Of all the particular variations of relativism, I think my favorite might just be the historical version. A darling of progressive personages, this sentiment is commonly expressed in the form of "The Church must change to adapt to the needs of the 21st century", or when Sr. Joan Chittister, OSB said while covering the papal elections that "the very concept of sin is changing." [source] A major part of it is the belief that as man progresses and becomes more enlightened, our morality improves.
First to Sr. Chittister's definition of sin, then to the larger claim that our morality can progress. The basic definition of sin would be "a willful rejection of God's love". How this concept has changed at all since the beginning of time, I'm not quite sure.
The arguments against historical relativism are fairly simple: one, that the justifications for various actions have not changed significantly over the course of human history, and two, that the actions themselves have not changed significanlty over the course of human history. Same old sins, same old stories, basically. As Ecclesiates 1 says "What is it that hath been? The same thing that shall be. What is it that hath been done? The same that shall be done. Nothing under the sun is new." (9-10)
The part about the excuses I can attest to personally. I recall one occasion where a friend of mine was presenting an argument that she felt was a surefire lock for justifying homosexual behavior. She has put a lot of thought into it, and was convinced that she has a completely new approach to the matter. Interestingly enough, in trying to find a unique defense, she had inadvertently delivered an unusually similar argument as the Manicheean heresy back in the fourth century, namely, that sexual activities which could not result in procreation were to be preferred, since child birth was to be avoided. The key difference was the motive behind avoiding childbirth: one was concerned about overpopulation and doing everything possible to "reduce the problem", while Manicheeism held material existance to be evil, and that everything possible should be done to keep new material beings from existing.

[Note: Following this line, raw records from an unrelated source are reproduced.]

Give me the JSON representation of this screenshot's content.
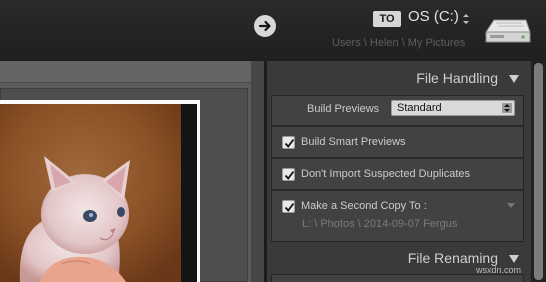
{
  "header": {
    "to_badge": "TO",
    "destination_drive": "OS (C:)",
    "destination_path": "Users \\ Helen \\ My Pictures",
    "icons": [
      "arrow-right-icon",
      "drive-icon",
      "updown-icon"
    ]
  },
  "panel": {
    "file_handling": {
      "title": "File Handling",
      "build_previews_label": "Build Previews",
      "build_previews_value": "Standard",
      "options": [
        {
          "label": "Build Smart Previews",
          "checked": true
        },
        {
          "label": "Don't Import Suspected Duplicates",
          "checked": true
        },
        {
          "label": "Make a Second Copy To :",
          "checked": true
        }
      ],
      "second_copy_path": "L: \\ Photos \\ 2014-09-07 Fergus"
    },
    "file_renaming": {
      "title": "File Renaming"
    }
  },
  "watermark": "wsxdn.com",
  "colors": {
    "background": "#2b2b2b",
    "panel": "#3a3a3a",
    "row": "#424242",
    "text": "#cbcbcb"
  }
}
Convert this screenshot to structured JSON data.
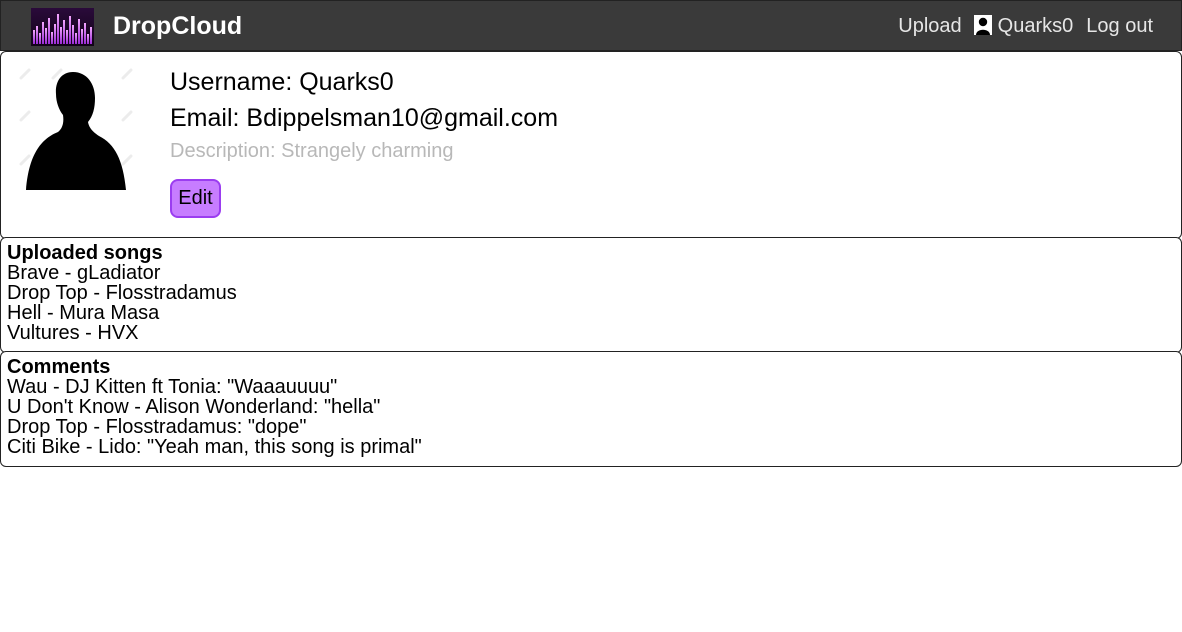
{
  "app": {
    "brand": "DropCloud",
    "accent": "#c77dff",
    "topbar_color": "#3a3a3a"
  },
  "nav": {
    "upload_label": "Upload",
    "user_icon": "user-icon",
    "username": "Quarks0",
    "logout_label": "Log out"
  },
  "profile": {
    "username_line": "Username: Quarks0",
    "email_line": "Email: Bdippelsman10@gmail.com",
    "description_line": "Description: Strangely charming",
    "edit_label": "Edit"
  },
  "uploaded": {
    "heading": "Uploaded songs",
    "songs": [
      "Brave - gLadiator",
      "Drop Top - Flosstradamus",
      "Hell - Mura Masa",
      "Vultures - HVX"
    ]
  },
  "comments": {
    "heading": "Comments",
    "items": [
      "Wau - DJ Kitten ft Tonia: \"Waaauuuu\"",
      "U Don't Know - Alison Wonderland: \"hella\"",
      "Drop Top - Flosstradamus: \"dope\"",
      "Citi Bike - Lido: \"Yeah man, this song is primal\""
    ]
  }
}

In his book Just and Unjust Wars (which I would enthusiastically recommend to all people, regardless of interest in a military career), Michael Walzer, since he is of course primarily concerned with the military applications of ethics, wrote of common excuses given by soldiers charged with war crimes, obediance to orders from a superior and that they were caught up in the heat of the moment.
In Henry V, there is a scene where King Henry goes incognito with a cloak at night so that he is able to wander about the camp for a bit. Along the way, he meets three soldiers, and when they discuss whether the cause of the war is just, one of the soldiers says that they don't need to worry about it, "For we know enough, if we know we are the kings subjects: if his cause be wrong, our obedience to the king wipes the crime of it out of us."(IV:i:182-185) Compare that to the defense at Nuremburg, where the claim was that they were only obeying orders when they did what they did. 400 years have passed, but nothing seems to have changed. 300 years before Shakespeare, Aquinas also deals with the issue in II-II of his Summa, and from the sources that he cites, it is clear that even then he was not the first person to deal with this excuse.
If the excuses for a given action are the same over time, then that would tend to indicate that the action being excused are also pretty much the same. That and the fact that we haven't exactly had a great many new or improved thoughts in at least 2,000 years (and there's some who'd say that is a generous estimate). Were we to have some new moral code that is so dang superior to the old one, you'd almost expect us to behave differently than we have in years past, but we really don't.
If you read Augustine's Confessions, you see him pretty much run the gamut of sins, either from personal experience or refutation. Perhaps one of my favorite parts( though this isn't a sin per se) is towards the end of book X, when he describes a tendancy of ours which is essentially what we refer to as "rubbernecking". I laughed quite a bit when I read that, I must say. In addition, if you read Book I the Greater of Aristotle's Metaphysics, he goes over positions and opinions held by previous philosophers, you can definitely see the philosophies and opinions held by later philosophers. By the end of it all, you can find refutations for Hume, Kant, Descartes, and almost every major modern philosopher, and all this in the 4th century B.C.
This would be why I look with a cocked eyebrow whenever someone says that so-and-so has a brand-new idea that has revolutionized philosophy.
+Ad Majorem Dei Gloriam+
"The chief obstacle to the progress of the human race is the human race."